Michigan coach Jim Harbaugh is a man who goes against the grain of the status-quo if he thinks new ideas are necessary to improve college football. Usually, when Harbaugh promotes a new train of thought, he’s doing so alone with most head coaches staying silent.
In the past Harbaugh has made it clear he’d like to see the College Football Playoff expanded, he’s been on record in favor of student-athletes being granted a one-time transfer with immediate eligibility, and in May Harbaugh penned an open letter calling for changes to the NFL Draft process and the collegiate model. In these instances when Harbaugh made a statement, other college head coaches didn’t join the conversation, didn’t even partake in back and forth debating the merits of Harbaugh’s ideas. And that trend continues as we sit here on August 10, 2020.
On Monday morning with reports swirling around that the Big Ten season will be canceled, Harbaugh released a data-driven statement expressing his support for the #WeWantToPlay movement.
“I’m not advocating for football this fall because of my passion or our players’ desire to play but because of the facts accumulated over the last eight weeks since our players returned to campus on June 13,” Harbaugh said in the statement.
Harbaugh goes on to list key data points that include zero positive tests out of the last 353 administered to UM players and staff (11 positive tests out of 893 in all), no contact tracing in their facilities, and zero positive tests among coaches or staff. “As Darryl Conway, our Chief Medical Officer and a member of the Big Ten’s Medical Advisory Group has stated, “I wish that others could see this model,’” Harbaugh said.
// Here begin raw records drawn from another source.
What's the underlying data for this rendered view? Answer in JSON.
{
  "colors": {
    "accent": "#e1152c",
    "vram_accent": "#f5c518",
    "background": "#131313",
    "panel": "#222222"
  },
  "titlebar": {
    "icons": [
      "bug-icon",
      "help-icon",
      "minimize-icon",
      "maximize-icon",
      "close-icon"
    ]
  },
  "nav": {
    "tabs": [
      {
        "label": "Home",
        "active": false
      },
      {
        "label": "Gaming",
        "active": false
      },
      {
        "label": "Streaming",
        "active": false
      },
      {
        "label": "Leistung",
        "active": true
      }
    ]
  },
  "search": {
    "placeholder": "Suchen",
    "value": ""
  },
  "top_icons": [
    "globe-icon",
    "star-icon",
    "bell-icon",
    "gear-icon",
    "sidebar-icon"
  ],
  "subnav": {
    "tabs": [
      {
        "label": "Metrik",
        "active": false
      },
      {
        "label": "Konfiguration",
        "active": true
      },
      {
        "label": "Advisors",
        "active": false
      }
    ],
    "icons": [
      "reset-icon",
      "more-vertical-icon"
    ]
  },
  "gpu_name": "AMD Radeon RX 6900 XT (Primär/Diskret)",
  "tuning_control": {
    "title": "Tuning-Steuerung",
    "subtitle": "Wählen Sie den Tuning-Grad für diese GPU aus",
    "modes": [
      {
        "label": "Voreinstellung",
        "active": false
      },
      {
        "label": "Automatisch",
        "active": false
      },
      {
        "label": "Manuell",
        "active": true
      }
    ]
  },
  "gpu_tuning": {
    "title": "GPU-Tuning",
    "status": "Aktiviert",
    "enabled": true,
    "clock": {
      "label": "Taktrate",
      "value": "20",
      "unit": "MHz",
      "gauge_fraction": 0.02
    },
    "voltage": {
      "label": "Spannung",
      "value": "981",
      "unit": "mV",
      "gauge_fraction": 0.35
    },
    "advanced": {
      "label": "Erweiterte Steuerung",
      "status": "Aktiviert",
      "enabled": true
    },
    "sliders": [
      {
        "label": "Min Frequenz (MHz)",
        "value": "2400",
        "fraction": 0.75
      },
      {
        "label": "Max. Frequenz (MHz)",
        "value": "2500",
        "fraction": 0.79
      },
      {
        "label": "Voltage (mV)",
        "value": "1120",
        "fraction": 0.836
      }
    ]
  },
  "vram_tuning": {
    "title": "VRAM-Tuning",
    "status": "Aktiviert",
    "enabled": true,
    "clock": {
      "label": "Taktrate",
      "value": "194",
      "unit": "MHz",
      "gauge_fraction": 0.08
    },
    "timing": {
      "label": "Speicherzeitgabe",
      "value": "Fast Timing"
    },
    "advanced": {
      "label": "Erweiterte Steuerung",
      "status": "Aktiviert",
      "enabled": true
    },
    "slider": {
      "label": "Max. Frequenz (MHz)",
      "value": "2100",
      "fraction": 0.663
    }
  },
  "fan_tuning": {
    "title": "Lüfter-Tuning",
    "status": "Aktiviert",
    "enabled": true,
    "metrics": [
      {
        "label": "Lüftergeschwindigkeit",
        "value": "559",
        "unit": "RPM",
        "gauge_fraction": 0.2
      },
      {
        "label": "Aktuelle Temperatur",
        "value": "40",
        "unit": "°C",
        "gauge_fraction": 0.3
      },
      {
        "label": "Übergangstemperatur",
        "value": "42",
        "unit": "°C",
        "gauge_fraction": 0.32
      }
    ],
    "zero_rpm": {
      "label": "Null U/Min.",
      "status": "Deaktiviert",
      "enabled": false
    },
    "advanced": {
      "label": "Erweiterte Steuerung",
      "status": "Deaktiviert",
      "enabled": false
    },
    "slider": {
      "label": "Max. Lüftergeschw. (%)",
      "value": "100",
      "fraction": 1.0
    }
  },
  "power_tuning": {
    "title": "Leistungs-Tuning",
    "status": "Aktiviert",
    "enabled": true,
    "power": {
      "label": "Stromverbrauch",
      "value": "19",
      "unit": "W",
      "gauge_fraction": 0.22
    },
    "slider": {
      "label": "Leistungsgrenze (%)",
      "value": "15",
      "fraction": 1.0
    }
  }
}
Harbaugh’s statement comes with the #WeWantToPlay hashtag attached to it, a movement by Power Five conference players to form a college football players association and have universal COVID-19 safety protocols. Most head coaches want to have a season, but they want to distance themselves from anything that would appear to be supporting a potential players association.
It shouldn’t have to be just Jim Harbaugh speaking out in support of players, now and in the past. Especially now, when player safety and rights should be at the forefront of any decision-making it’s disappointing not to hear from other high-profile head coaches. A unified statement from Jim Harbaugh, Nick Saban, Dabo Swinney, Lincoln Riley, and other college coaches sure would be nice.
What gives credence to the true intent of Harbaugh’s statement resides in the data he presented. If he just said ‘players are safe at our program’ without any supporting evidence, his rationale couldn’t be taken seriously. However, Harbaugh came with the data. Harbaugh is showing that his program has done things, in his view, the right way and in a way that won’t lead to a mass-positive rate on his team. Other head coaches should jump on board with this type of logic, it’s the only way a season will be played in the fall, or even the spring. “It is proven that the conduct, discipline, and structure within our program have led to these stellar results,” Harbaugh said. “We respect the challenge that the virus has presented however we will not cower from it.” Harbaugh’s conveying that Michigan is walking the walk and is encouraging other programs to step up and follow suit.
Whether there’s a season or not, pro-activity is necessary, communication between conferences is a must. At some point, more coaches and administrators with influence need to go on the record instead of inadvertently creating mass confusion with their silence. Jim Harbaugh is just one guy, albeit an important figure in college football, and he shouldn’t have to tackle key issues head-on all by himself. He needs help, college football needs help, and it starts with more true and transparent leadership in the offices of head coaches and athletic directors.